issue 001, 2015 q2

Hash and burn

Hash oil explosions and the legalizing of marijuana

BY Kevin Reilly IAAI-CFI, Field Supervisor, Unified Investigations & Sciences (UIS), a Sedgwick company

With the increasing legalization of medical and recreational marijuana in specific states, we have also seen an upturn in property damage, personal injury cases and even death claims caused by fires and explosions.

Growing marijuana requires the installation of various lights, pumps, filters and fans to accommodate the plant’s needs. Growers in this new industry may be inexperienced, and tend to grow a lot of plants and install a lot of appliances to support the process. Many times, we see that the electrical requirements to operate these appliances overrun the system in the facility, often a house, and a fire ensues. Improper wiring and additional breakers installed to meet the increased demand for electricity are often more than the conductors can handle. Couple that with overloaded extension cords, and the likelihood of an electrical fire increases.



Several examples have hit national and local news in the past year.
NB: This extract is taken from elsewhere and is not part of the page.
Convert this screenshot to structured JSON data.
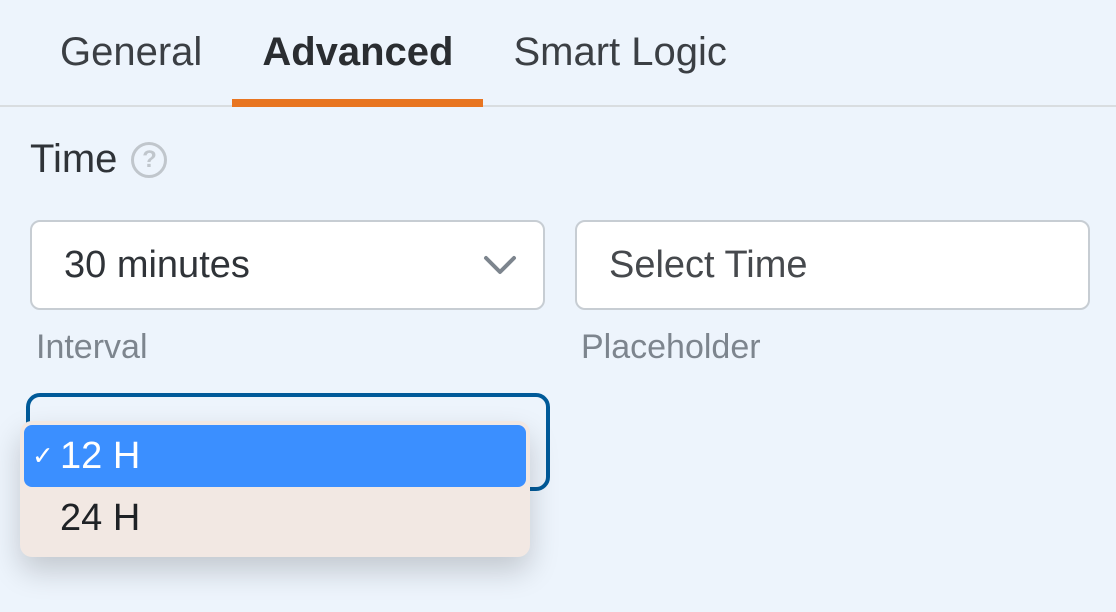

For example:

“Hash oil, a form of concentrated THC from cannabis plants that is created using liquid butane, has been linked with dozens of explosions in Colorado, where marijuana use has been legal since 2012. Similar explosions have been reported in California and Washington State.”

NEWSWEEK | 01/19/15
Hash Oil Linked to Dozens of Home Explosions in Colorado

“A joint task force on drug trafficking says in the first four months of 2014 there have already been 31 explosions, compared to 11 hash explosions the previous year.”

CBS NEWS: DENVER | 05/01/14
Lives Put at Risk as Hash Explosions are on the Rise

“More than a dozen explosions in the Denver area so far this year are being blamed on people cooking hash oil.”

CBS NEWS: DENVER | 04/28/14
Hash Oil Explosions Becoming a Dangerous Trend

Another side effect of the legalization process is the manufacturing of hash oil. People and agencies have learned that hash oil has many uses, and the tetrahydrocannabinol (THC) in the oil is a much desired commodity in the marijuana industry. Unfortunately, the means to manufacture the oil can be dangerous and often deadly.

One dangerous home method of hash oil production involves using butane, a highly flammable gas that can settle in the lower parts of a structure and accumulate. If an ignition source is present, the resulting explo­sion can level buildings, injure or kill occupants; and secondary fires can damage the remaining portions of a building as well as surround­ing structures.

“The people involved were either not aware of the dangers or, in some cases, knew about the potential hazards and chose to ignore them.”

Since marijuana legalization has occurred, Sedgwick’s subsidiary, Unified Investigations & Sciences, has investigated many fires and explosions associated with growing operations and hash oil production in houses, rental properties, garages and commercial structures.

There are two common threads in these events – the people involved were either not aware of the dangers or, in some cases, knew about the potential hazards and chose to ignore them. This has cost people their lives and caused hundreds of thousands of dollars in damages.

issue 001, 2015 q2

A progressive approach to reducing aged pending claims

Employer success: Compromise and release

issue 001, 2015 q2

Expert view

Q&A with Jason Landrum, Chief Information Officer, Sedgwick